All of us have been in this place, aware of having offended another in thought, word, or deed. Typically, the damage is done, and we simply move on, leaving the relationship behind. How much better—and more difficult—to work to repair the relationship!
Sometimes our motives for wanting to repair a relationship are selfish. We do it because we want to feel better. But restoring a relationship is harder than a simple apology, because the damage we’ve caused goes beyond our own selfish needs. Restoration involves painstaking work to reclaim the original beauty we have spoiled. In the work of restoration, we never regain exactly what we had before. Instead, we repair, mend, and rebuild. Sometimes we add new parts to help the relationship function again, much the way we restore a beloved piece of furniture after years of neglect. It will never be new, but it can have more character and be stronger and more resilient. The table leg may be askew, but the top is level and will again bear some weight. So it is when we restore relationships with others; we can again bear with one another (Col. 3:13).

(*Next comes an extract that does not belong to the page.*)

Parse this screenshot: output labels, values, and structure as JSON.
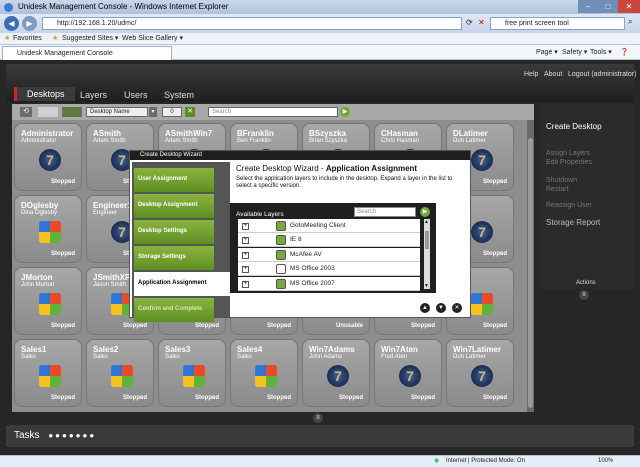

Prayer: Sustaining God, restore to me the joy of your salvation, and sustain in me a willing spirit. Amen.
Jennifer Copeland Durham, NC